Wieland or the Transformation
My right hand, grasping the unseen knife, was still disengaged. It was lifted to strike. All
my strength was exhausted, but what was sufficient to the performance of this deed.
Already was the energy awakened, and the impulse given, that should bear the fatal steel
to his heart, when--Wieland shrunk back: his hand was withdrawn. Breathless with
affright and desperation, I stood, freed from his grasp; unassailed; untouched.
Thus long had the power which controuled the scene forborne to interfere; but now his
might was irresistible, and Wieland in a moment was disarmed of all his purposes. A
voice, louder than human organs could produce, shriller than language can depict, burst
from the ceiling, and commanded him--TO HOLD!
Trouble and dismay succeeded to the stedfastness that had lately been displayed in the
looks of Wieland. His eyes roved from one quarter to another, with an expression of
doubt. He seemed to wait for a further intimation.
Carwin's agency was here easily recognized. I had besought him to interpose in my
defence. He had flown. I had imagined him deaf to my prayer, and resolute to see me
perish: yet he disappeared merely to devise and execute the means of my relief.
Why did he not forbear when this end was accomplished? Why did his misjudging zeal
and accursed precipitation overpass that limit? Or meant he thus to crown the scene, and
conduct his inscrutable plots to this consummation?
Such ideas were the fruit of subsequent contemplation. This moment was pregnant with

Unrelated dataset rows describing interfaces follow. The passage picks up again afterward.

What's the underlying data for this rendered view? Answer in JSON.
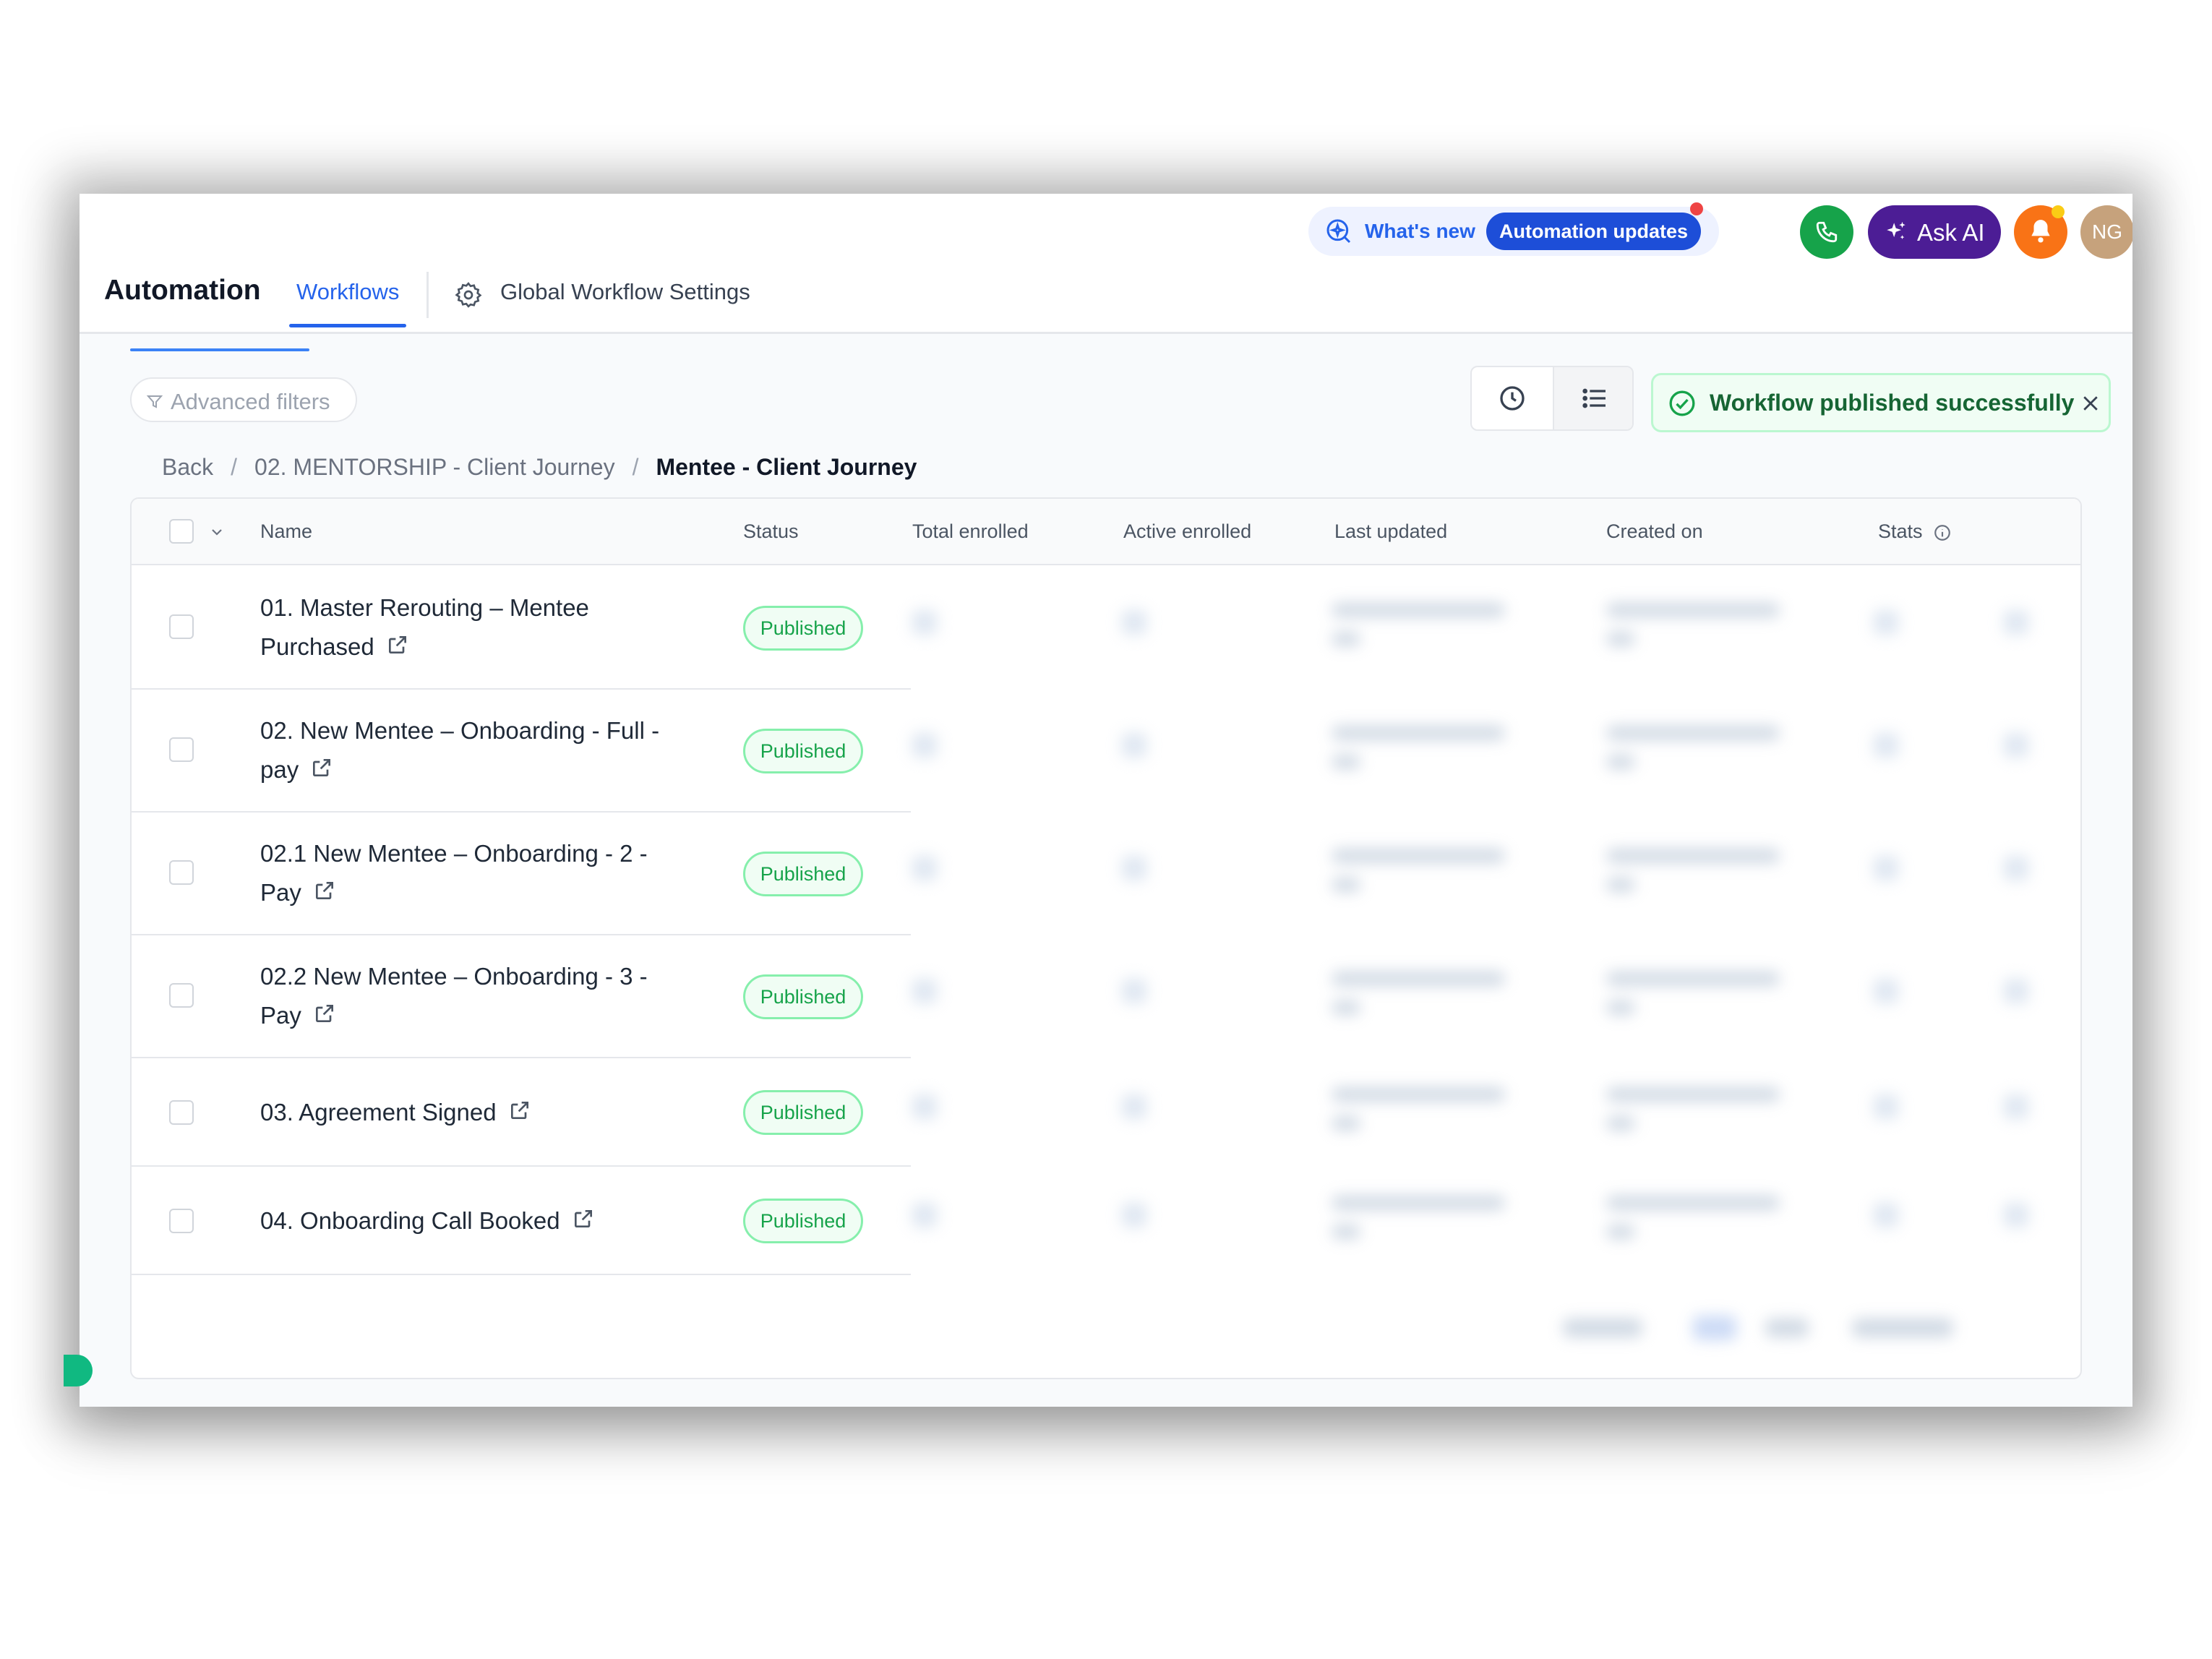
{
  "app": {
    "title": "Automation",
    "tabs": [
      {
        "label": "Workflows",
        "active": true
      },
      {
        "label": "Global Workflow Settings",
        "active": false
      }
    ]
  },
  "header": {
    "whats_new_label": "What's new",
    "automation_updates_label": "Automation updates",
    "ask_ai_label": "Ask AI",
    "avatar_initials": "NG",
    "colors": {
      "phone": "#16a34a",
      "ask_ai": "#4c1d95",
      "bell": "#f97316",
      "avatar": "#c6a27c",
      "accent": "#2563eb"
    }
  },
  "toolbar": {
    "advanced_filters_label": "Advanced filters",
    "view_icons": [
      "clock-icon",
      "list-icon"
    ]
  },
  "toast": {
    "message": "Workflow published successfully",
    "color": "#16a34a"
  },
  "breadcrumb": {
    "back": "Back",
    "parent": "02. MENTORSHIP - Client Journey",
    "current": "Mentee - Client Journey",
    "separator": "/"
  },
  "table": {
    "columns": [
      "Name",
      "Status",
      "Total enrolled",
      "Active enrolled",
      "Last updated",
      "Created on",
      "Stats"
    ],
    "rows": [
      {
        "name_line1": "01. Master Rerouting – Mentee",
        "name_line2": "Purchased",
        "status": "Published"
      },
      {
        "name_line1": "02. New Mentee – Onboarding - Full -",
        "name_line2": "pay",
        "status": "Published"
      },
      {
        "name_line1": "02.1 New Mentee – Onboarding - 2 -",
        "name_line2": "Pay",
        "status": "Published"
      },
      {
        "name_line1": "02.2 New Mentee – Onboarding - 3 -",
        "name_line2": "Pay",
        "status": "Published"
      },
      {
        "name_line1": "03. Agreement Signed",
        "name_line2": "",
        "status": "Published"
      },
      {
        "name_line1": "04. Onboarding Call Booked",
        "name_line2": "",
        "status": "Published"
      }
    ]
  }
}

fate. I had no power to reason. In the career of my tempestuous thoughts, rent into pieces,
as my mind was, by accumulating horrors, Carwin was unseen and unsuspected. I partook
of Wieland's credulity, shook with his amazement, and panted with his awe.
Silence took place for a moment; so much as allowed the attention to recover its post.
Then new sounds were uttered from above.
"Man of errors! cease to cherish thy delusion: not heaven or hell, but thy senses have
misled thee to commit these acts. Shake off thy phrenzy, and ascend into rational and
human. Be lunatic no longer."
My brother opened his lips to speak. His tone was terrific and faint. He muttered an
appeal to heaven. It was difficult to comprehend the theme of his inquiries. They implied
doubt as to the nature of the impulse that hitherto had guided him, and questioned
whether he had acted in consequence of insane perceptions.